=== ASSIGNMENT ===
Retype the lines from the one containing "Serialize everything readable" through the last line of the entries below, exactly and in full, omitting every image.

=== GIVEN RECORDS ===
▬▬▬▬▬▬▬▬▬▬

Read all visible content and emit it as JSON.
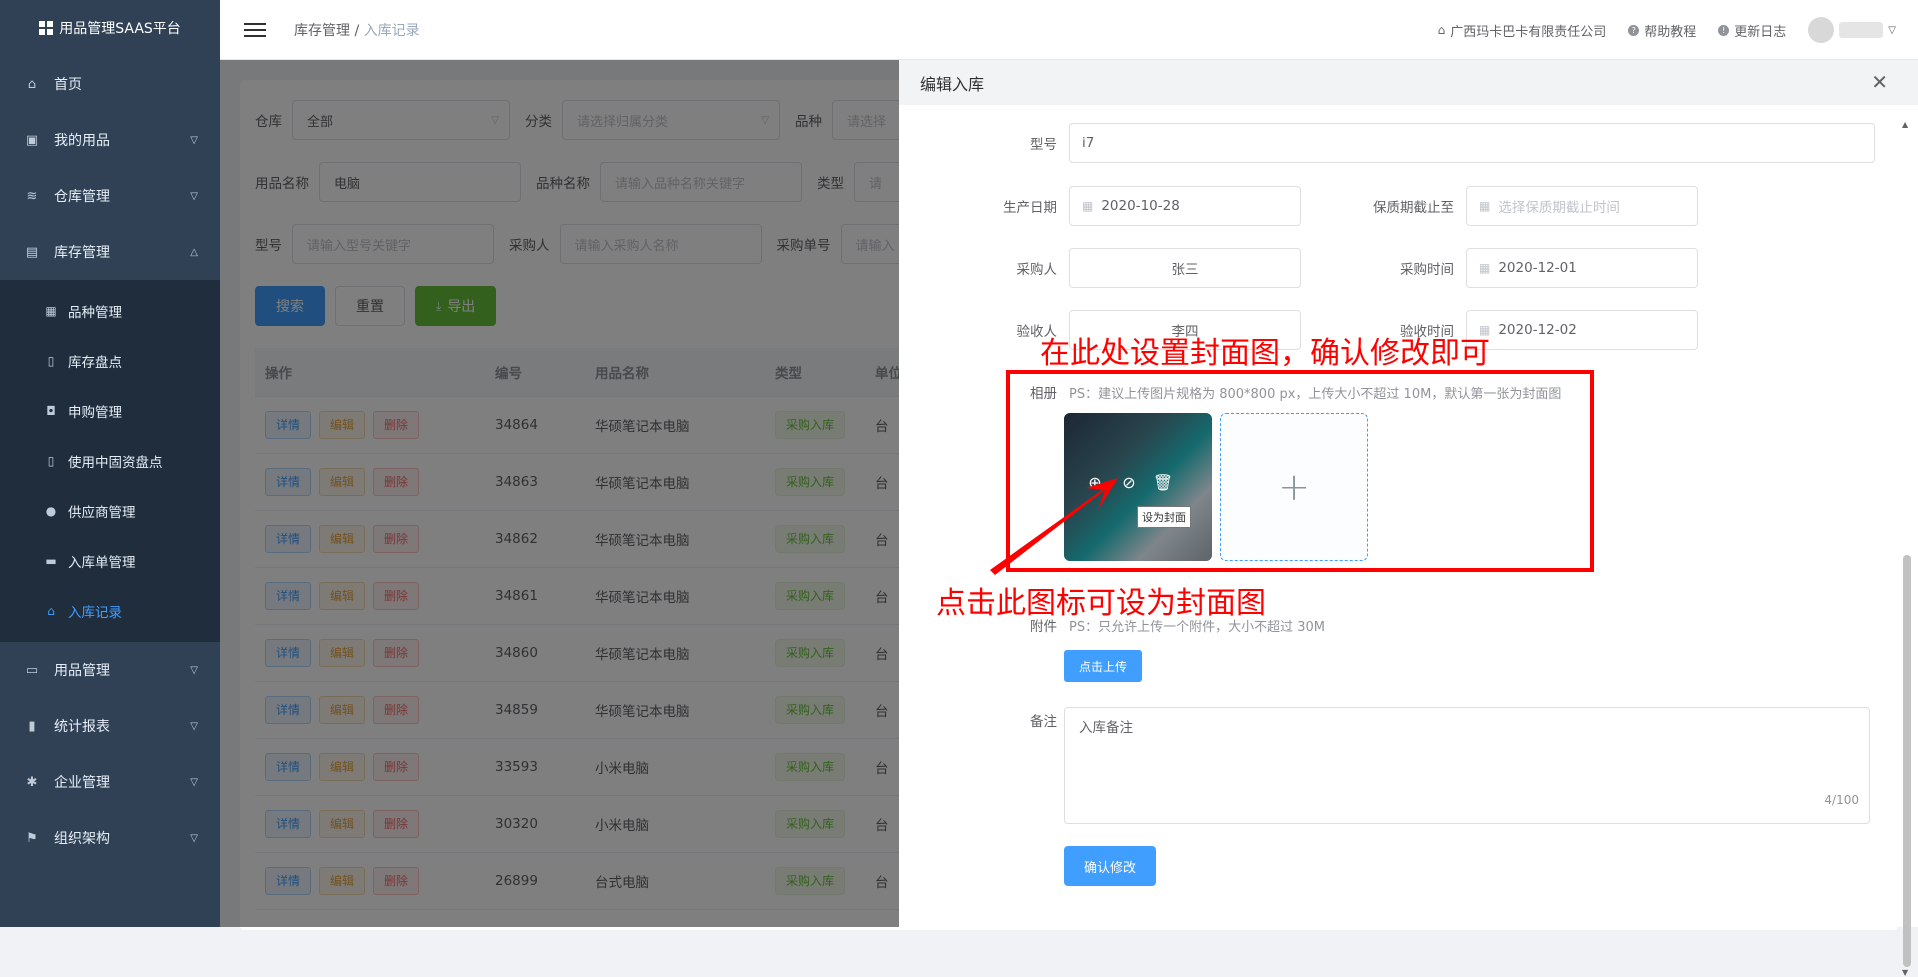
{
  "app": {
    "title": "用品管理SAAS平台"
  },
  "sidebar": {
    "items": [
      {
        "label": "首页",
        "icon": "home-icon"
      },
      {
        "label": "我的用品",
        "icon": "bag-icon"
      },
      {
        "label": "仓库管理",
        "icon": "database-icon"
      },
      {
        "label": "库存管理",
        "icon": "box-icon"
      }
    ],
    "sub_items": [
      {
        "label": "品种管理",
        "icon": "grid-icon"
      },
      {
        "label": "库存盘点",
        "icon": "document-icon"
      },
      {
        "label": "申购管理",
        "icon": "shopping-bag-icon"
      },
      {
        "label": "使用中固资盘点",
        "icon": "document-icon"
      },
      {
        "label": "供应商管理",
        "icon": "user-icon"
      },
      {
        "label": "入库单管理",
        "icon": "printer-icon"
      },
      {
        "label": "入库记录",
        "icon": "home-icon"
      }
    ],
    "bottom_items": [
      {
        "label": "用品管理",
        "icon": "tray-icon"
      },
      {
        "label": "统计报表",
        "icon": "bar-chart-icon"
      },
      {
        "label": "企业管理",
        "icon": "gear-icon"
      },
      {
        "label": "组织架构",
        "icon": "flag-icon"
      }
    ]
  },
  "header": {
    "breadcrumb_parent": "库存管理",
    "breadcrumb_sep": "/",
    "breadcrumb_current": "入库记录",
    "company": "广西玛卡巴卡有限责任公司",
    "help": "帮助教程",
    "changelog": "更新日志"
  },
  "filters": {
    "warehouse_label": "仓库",
    "warehouse_value": "全部",
    "category_label": "分类",
    "category_placeholder": "请选择归属分类",
    "variety_label": "品种",
    "variety_placeholder": "请选择",
    "name_label": "用品名称",
    "name_value": "电脑",
    "variety_name_label": "品种名称",
    "variety_name_placeholder": "请输入品种名称关键字",
    "type_label": "类型",
    "type_placeholder": "请",
    "model_label": "型号",
    "model_placeholder": "请输入型号关键字",
    "buyer_label": "采购人",
    "buyer_placeholder": "请输入采购人名称",
    "order_label": "采购单号",
    "order_placeholder": "请输入"
  },
  "actions": {
    "search": "搜索",
    "reset": "重置",
    "export": "导出"
  },
  "table": {
    "columns": [
      "操作",
      "编号",
      "用品名称",
      "类型",
      "单位"
    ],
    "row_buttons": {
      "detail": "详情",
      "edit": "编辑",
      "delete": "删除"
    },
    "rows": [
      {
        "id": "34864",
        "name": "华硕笔记本电脑",
        "type": "采购入库",
        "unit": "台"
      },
      {
        "id": "34863",
        "name": "华硕笔记本电脑",
        "type": "采购入库",
        "unit": "台"
      },
      {
        "id": "34862",
        "name": "华硕笔记本电脑",
        "type": "采购入库",
        "unit": "台"
      },
      {
        "id": "34861",
        "name": "华硕笔记本电脑",
        "type": "采购入库",
        "unit": "台"
      },
      {
        "id": "34860",
        "name": "华硕笔记本电脑",
        "type": "采购入库",
        "unit": "台"
      },
      {
        "id": "34859",
        "name": "华硕笔记本电脑",
        "type": "采购入库",
        "unit": "台"
      },
      {
        "id": "33593",
        "name": "小米电脑",
        "type": "采购入库",
        "unit": "台"
      },
      {
        "id": "30320",
        "name": "小米电脑",
        "type": "采购入库",
        "unit": "台"
      },
      {
        "id": "26899",
        "name": "台式电脑",
        "type": "采购入库",
        "unit": "台"
      }
    ]
  },
  "drawer": {
    "title": "编辑入库",
    "model_label": "型号",
    "model_value": "i7",
    "mfg_label": "生产日期",
    "mfg_value": "2020-10-28",
    "expiry_label": "保质期截止至",
    "expiry_placeholder": "选择保质期截止时间",
    "buyer_label": "采购人",
    "buyer_value": "张三",
    "buy_time_label": "采购时间",
    "buy_time_value": "2020-12-01",
    "inspector_label": "验收人",
    "inspector_value": "李四",
    "inspect_time_label": "验收时间",
    "inspect_time_value": "2020-12-02",
    "album_label": "相册",
    "album_hint": "PS：建议上传图片规格为 800*800 px，上传大小不超过 10M，默认第一张为封面图",
    "cover_tooltip": "设为封面",
    "attach_label": "附件",
    "attach_hint": "PS：只允许上传一个附件，大小不超过 30M",
    "upload_button": "点击上传",
    "note_label": "备注",
    "note_value": "入库备注",
    "note_counter": "4/100",
    "confirm_button": "确认修改"
  },
  "annotations": {
    "top_text": "在此处设置封面图，确认修改即可",
    "bottom_text": "点击此图标可设为封面图",
    "color": "#ff0000"
  },
  "colors": {
    "sidebar": "#304156",
    "primary": "#409eff",
    "success": "#67c23a",
    "warning": "#e6a23c",
    "danger": "#f56c6c"
  }
}
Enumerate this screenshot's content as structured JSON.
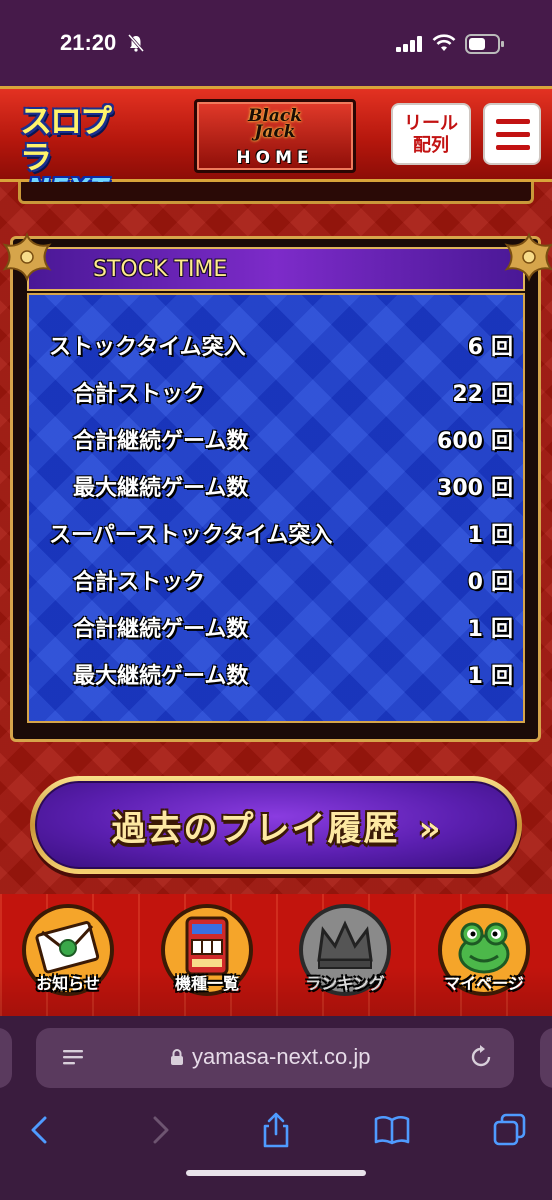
{
  "status_bar": {
    "time": "21:20"
  },
  "header": {
    "logo_top": "スロプラ",
    "logo_bottom": "NEXT",
    "home_logo_line1": "Black",
    "home_logo_line2": "Jack",
    "home_label": "HOME",
    "reel_label_line1": "リール",
    "reel_label_line2": "配列"
  },
  "panel": {
    "title": "STOCK TIME",
    "unit": "回",
    "rows": [
      {
        "label": "ストックタイム突入",
        "value": "6",
        "indent": false
      },
      {
        "label": "合計ストック",
        "value": "22",
        "indent": true
      },
      {
        "label": "合計継続ゲーム数",
        "value": "600",
        "indent": true
      },
      {
        "label": "最大継続ゲーム数",
        "value": "300",
        "indent": true
      },
      {
        "label": "スーパーストックタイム突入",
        "value": "1",
        "indent": false
      },
      {
        "label": "合計ストック",
        "value": "0",
        "indent": true
      },
      {
        "label": "合計継続ゲーム数",
        "value": "1",
        "indent": true
      },
      {
        "label": "最大継続ゲーム数",
        "value": "1",
        "indent": true
      }
    ]
  },
  "history_button": {
    "label": "過去のプレイ履歴",
    "chevron": "»"
  },
  "bottom_nav": {
    "items": [
      {
        "label": "お知らせ",
        "icon": "envelope-icon",
        "enabled": true
      },
      {
        "label": "機種一覧",
        "icon": "slot-machine-icon",
        "enabled": true
      },
      {
        "label": "ランキング",
        "icon": "crown-icon",
        "enabled": false
      },
      {
        "label": "マイページ",
        "icon": "frog-icon",
        "enabled": true
      }
    ]
  },
  "safari": {
    "url": "yamasa-next.co.jp"
  },
  "colors": {
    "header_red": "#c21212",
    "panel_blue": "#1f3ec6",
    "panel_header_purple": "#7d2bc9",
    "gold": "#d6a54b",
    "stat_text": "#ffffff"
  }
}
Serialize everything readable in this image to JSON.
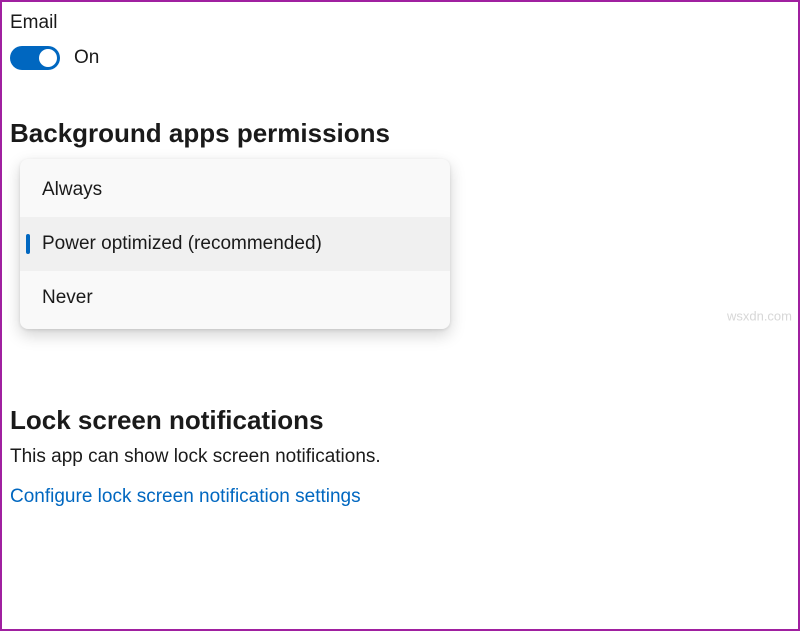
{
  "email": {
    "label": "Email",
    "toggle_state": "On"
  },
  "background": {
    "heading": "Background apps permissions",
    "options": {
      "0": "Always",
      "1": "Power optimized (recommended)",
      "2": "Never"
    }
  },
  "lockscreen": {
    "heading": "Lock screen notifications",
    "description": "This app can show lock screen notifications.",
    "link": "Configure lock screen notification settings"
  },
  "watermark": "wsxdn.com"
}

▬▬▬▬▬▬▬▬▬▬

=== ANSWER ===
Serialize everything readable in this image to JSON.
{
  "email": {
    "label": "Email",
    "toggle_state": "On"
  },
  "background": {
    "heading": "Background apps permissions",
    "options": {
      "0": "Always",
      "1": "Power optimized (recommended)",
      "2": "Never"
    }
  },
  "lockscreen": {
    "heading": "Lock screen notifications",
    "description": "This app can show lock screen notifications.",
    "link": "Configure lock screen notification settings"
  },
  "watermark": "wsxdn.com"
}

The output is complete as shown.